The original social-media restrictions, which were a section of the broader Amy Hestir Student Protection Act targeting sexual abuse, were so broad and vague that they would have prevented even normal contact between a student and his or her own parent, if the parent was a teacher, free-speech advocates and educators say.
It’s an issue that will continue to play out nationwide as social media becomes increasingly embedded in people’s lives. Just recently, Dayton (Ohio) Public Schools set a policy restricting texting and social-media contact between teachers and students, including “friending” on Facebook.
Several education groups in Missouri support the idea of having individual school districts create their own policies.
“In a state as diverse as Missouri ... it’s nearly impossible to draft a state policy that covers all the bases,” says DeeAnn Aull, a spokeswoman for the Missouri National Education Association in Jefferson City.
In rural counties, students often interact with teachers at church and scout meetings, creating a very different type of relationship than urban students have with teachers they see only at school. And the level of technology use varies greatly, too.
Because social media sites and related school policies are still relatively new, “local variation is a very good thing; different districts can try different things and we can see what works,” says Chad Flanders, an assistant law professor at St. Louis University.

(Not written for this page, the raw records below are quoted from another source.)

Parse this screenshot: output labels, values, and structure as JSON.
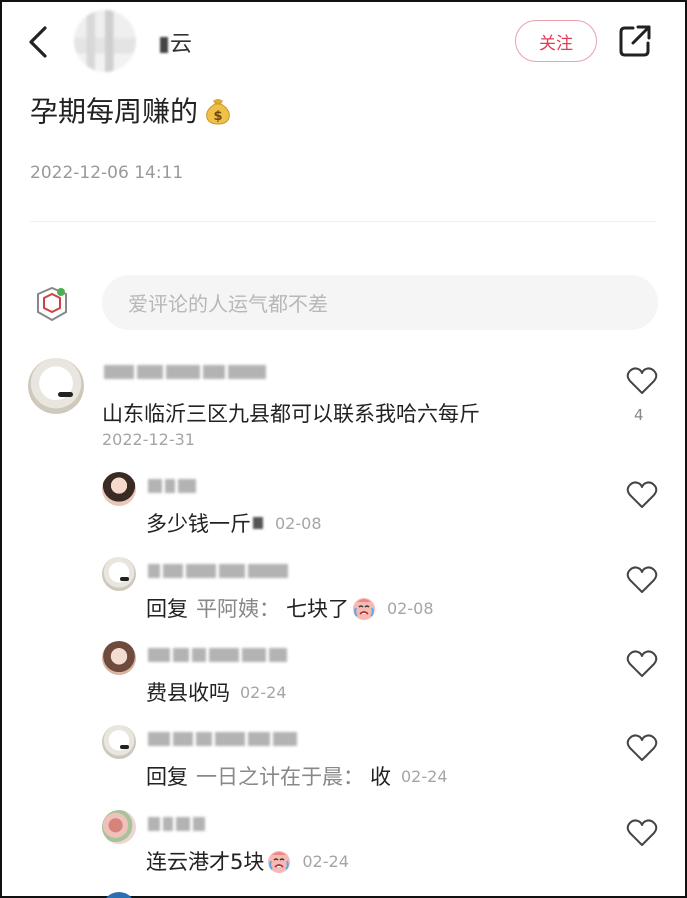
{
  "header": {
    "author_name": "云",
    "follow_label": "关注"
  },
  "post": {
    "title": "孕期每周赚的",
    "time": "2022-12-06 14:11"
  },
  "comment_input": {
    "placeholder": "爱评论的人运气都不差"
  },
  "comments": [
    {
      "text": "山东临沂三区九县都可以联系我哈六每斤",
      "date": "2022-12-31",
      "like_count": "4"
    }
  ],
  "replies": [
    {
      "text": "多少钱一斤",
      "date": "02-08"
    },
    {
      "reply_word": "回复",
      "reply_to": "平阿姨：",
      "text": "七块了",
      "date": "02-08"
    },
    {
      "text": "费县收吗",
      "date": "02-24"
    },
    {
      "reply_word": "回复",
      "reply_to": "一日之计在于晨：",
      "text": "收",
      "date": "02-24"
    },
    {
      "text": "连云港才5块",
      "date": "02-24"
    }
  ],
  "colors": {
    "accent": "#e33d55",
    "muted": "#a5a5a5"
  },
  "icons": {
    "back": "chevron-left-icon",
    "share": "share-external-icon",
    "like": "heart-outline-icon",
    "money": "money-bag-icon",
    "cry": "crying-face-icon"
  }
}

But not everyone agrees that it’s wise to ask local school boards to take up the task.